## WHAT IS EXPECTED
Work out how many lines in the records contain the word "icon", and give that number alone.
__________________________________________________
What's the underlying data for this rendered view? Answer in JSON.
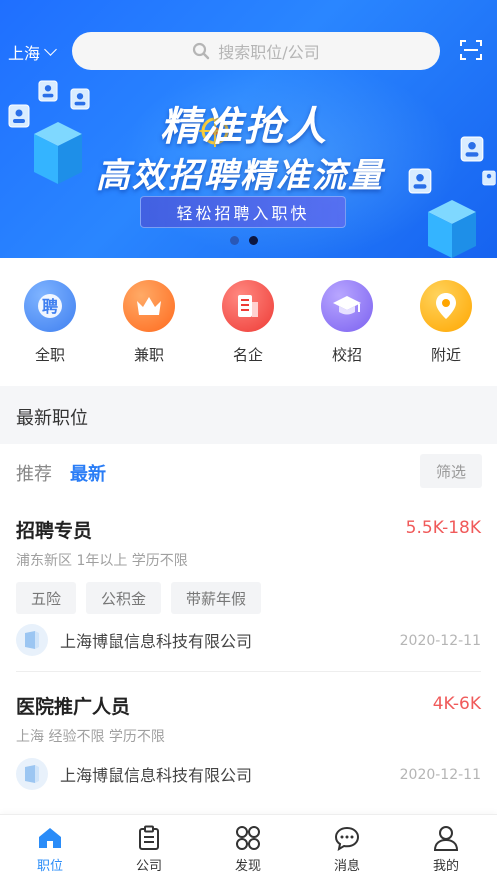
{
  "header": {
    "city": "上海",
    "search_placeholder": "搜索职位/公司",
    "scan_icon": "scan-icon"
  },
  "banner": {
    "title_line1": "精准抢人",
    "title_line2": "高效招聘精准流量",
    "pill": "轻松招聘入职快",
    "pages": 2,
    "active_page": 2
  },
  "categories": [
    {
      "label": "全职",
      "icon": "hire-icon",
      "color": "#4a8cf7"
    },
    {
      "label": "兼职",
      "icon": "crown-icon",
      "color": "#ff7a2e"
    },
    {
      "label": "名企",
      "icon": "building-icon",
      "color": "#f2504a"
    },
    {
      "label": "校招",
      "icon": "graduation-cap-icon",
      "color": "#8c74f5"
    },
    {
      "label": "附近",
      "icon": "location-pin-icon",
      "color": "#ffb21f"
    }
  ],
  "section": {
    "title": "最新职位"
  },
  "tabs": {
    "recommend": "推荐",
    "latest": "最新",
    "filter": "筛选"
  },
  "jobs": [
    {
      "title": "招聘专员",
      "salary": "5.5K-18K",
      "meta": "浦东新区  1年以上  学历不限",
      "tags": [
        "五险",
        "公积金",
        "带薪年假"
      ],
      "company": "上海博鼠信息科技有限公司",
      "date": "2020-12-11"
    },
    {
      "title": "医院推广人员",
      "salary": "4K-6K",
      "meta": "上海  经验不限  学历不限",
      "tags": [],
      "company": "上海博鼠信息科技有限公司",
      "date": "2020-12-11"
    }
  ],
  "nav": [
    {
      "label": "职位",
      "icon": "home-icon",
      "active": true
    },
    {
      "label": "公司",
      "icon": "clipboard-icon",
      "active": false
    },
    {
      "label": "发现",
      "icon": "grid-icon",
      "active": false
    },
    {
      "label": "消息",
      "icon": "chat-icon",
      "active": false
    },
    {
      "label": "我的",
      "icon": "user-icon",
      "active": false
    }
  ],
  "colors": {
    "accent": "#2a7df6",
    "salary": "#f05a5a",
    "banner": "#1f6fff"
  }
}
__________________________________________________
## RESPONSE FOR THIS EXERCISE
11